Posted: 12 Feb 2021
Date Written: September 1, 2020
The Simulation Hypothesis proposes that our universe resembles a computer simulation. Described here is a method for programming relativity and gravity at the Planck scale that uses Planck time (the simulation clock-rate) and dimension-less geometrical objects (in lieu of the laws of physics). It is based around an expanding (the origin of c) 4-axis hyper-sphere and particles that oscillate between an electric wave-state and a mass (unit of Planck mass per unit of Planck time) point-state. Particles are assigned a spin axis which determines the direction in which they are pulled by this hyper-sphere (pilot wave) expansion, thus all particles travel at, and only at, the velocity of expansion c, however only the particle point-state has definable co-ordinates within the hyper-sphere. Photons are the mechanism of information exchange, as they lack a mass state they can only travel laterally (in hypersphere co-ordinate terms) between particles and so this hypersphere expansion cannot be directly observed, relativity then becomes the mathematics of perspective translating between the absolute (hypersphere) and relative motion (3D surface space) co-ordinate systems. A discrete fine structure constant `pixel' lattice is assigned as the gravitational space. Units of \hbar c `physically' link particles into orbital pairs. In these pairs the point states orbit each other at the speed of light in hyper-sphere co-ordinates giving precession while also simulating time dilation. The actual gravitational orbit is the averaged sum of these underlying orbital pairs at unit time. Thus is it possible to update all gravitational motion for the universe simulation in real time (Planck time) on a serial processor. A 14.6 billion year old Planck unit (black-hole) universe has similar parameters to the CMB (cosmic microwave background). The Casimir force is a measure of the background radiation density.

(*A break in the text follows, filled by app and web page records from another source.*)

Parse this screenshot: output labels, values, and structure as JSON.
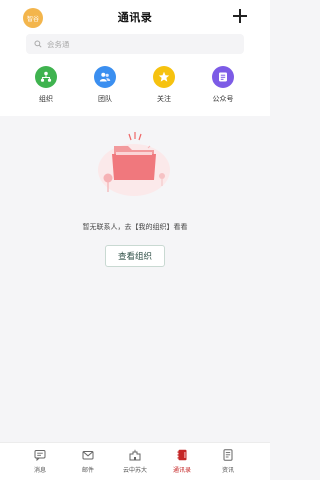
{
  "header": {
    "avatar_text": "智谷",
    "title": "通讯录"
  },
  "search": {
    "placeholder": "会务通"
  },
  "quick_links": [
    {
      "label": "组织",
      "icon": "org-icon",
      "color": "#3fb34f"
    },
    {
      "label": "团队",
      "icon": "team-icon",
      "color": "#3b8ff0"
    },
    {
      "label": "关注",
      "icon": "star-icon",
      "color": "#f6c20f"
    },
    {
      "label": "公众号",
      "icon": "public-account-icon",
      "color": "#7c5be6"
    }
  ],
  "empty_state": {
    "message": "暂无联系人，去【我的组织】看看",
    "button_label": "查看组织"
  },
  "tabbar": {
    "items": [
      {
        "label": "消息",
        "icon": "message-icon"
      },
      {
        "label": "邮件",
        "icon": "mail-icon"
      },
      {
        "label": "云中苏大",
        "icon": "campus-icon"
      },
      {
        "label": "通讯录",
        "icon": "contacts-icon",
        "active": true
      },
      {
        "label": "资讯",
        "icon": "news-icon"
      }
    ],
    "active_color": "#c52727"
  }
}
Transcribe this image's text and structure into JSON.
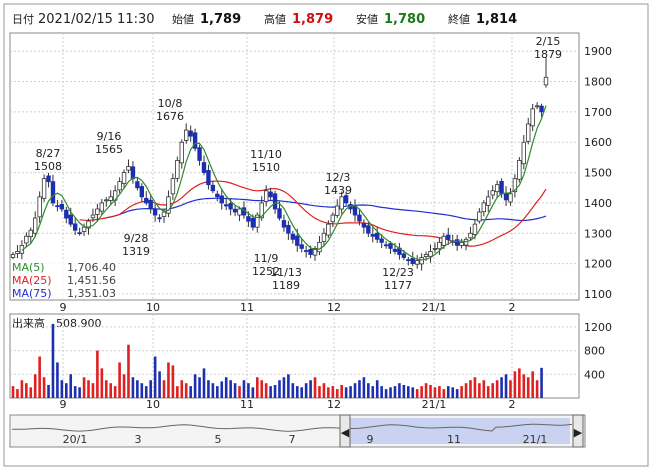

Keywords: simulation hypothesis, mathematical universe, relativity, hyper-sphere, quantum gravity, graviton, Planck unit, Planck universe, black-hole,
JEL Classification: C60
Suggested Citation: Suggested Citation